%%

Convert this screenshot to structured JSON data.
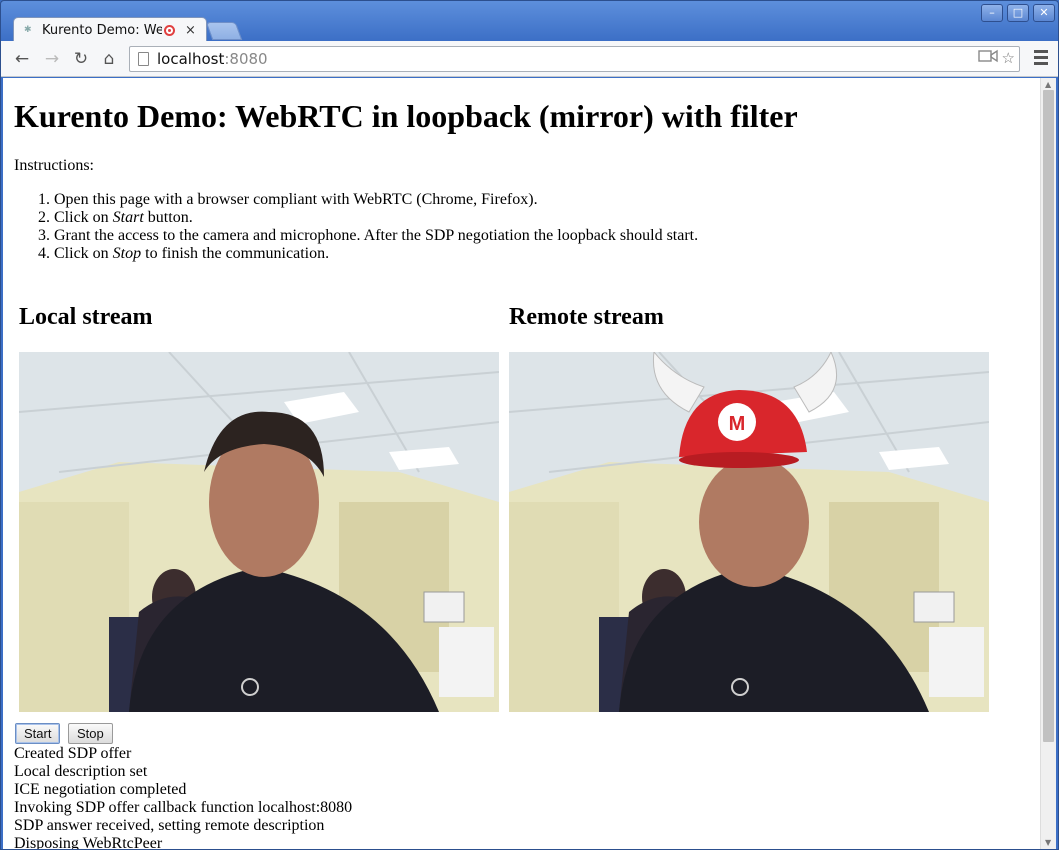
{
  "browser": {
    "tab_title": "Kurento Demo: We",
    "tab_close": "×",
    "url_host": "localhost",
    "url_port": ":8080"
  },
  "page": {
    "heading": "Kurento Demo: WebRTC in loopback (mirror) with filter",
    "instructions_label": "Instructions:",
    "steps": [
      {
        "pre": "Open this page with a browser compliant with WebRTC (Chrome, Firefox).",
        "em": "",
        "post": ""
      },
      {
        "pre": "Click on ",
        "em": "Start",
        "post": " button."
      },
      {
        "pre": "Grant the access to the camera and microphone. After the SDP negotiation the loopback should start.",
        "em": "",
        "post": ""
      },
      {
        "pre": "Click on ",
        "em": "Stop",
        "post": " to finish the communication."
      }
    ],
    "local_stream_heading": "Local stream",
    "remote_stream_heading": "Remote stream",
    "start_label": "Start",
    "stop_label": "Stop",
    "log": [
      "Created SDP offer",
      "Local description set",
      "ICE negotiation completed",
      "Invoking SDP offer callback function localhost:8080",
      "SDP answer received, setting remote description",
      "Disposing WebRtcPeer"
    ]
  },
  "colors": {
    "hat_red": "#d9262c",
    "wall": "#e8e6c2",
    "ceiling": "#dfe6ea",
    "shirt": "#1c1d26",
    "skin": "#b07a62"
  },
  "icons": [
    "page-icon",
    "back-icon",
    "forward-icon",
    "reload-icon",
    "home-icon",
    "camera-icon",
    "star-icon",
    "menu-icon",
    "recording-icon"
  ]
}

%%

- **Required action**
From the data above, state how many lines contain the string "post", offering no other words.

- **Output below**
4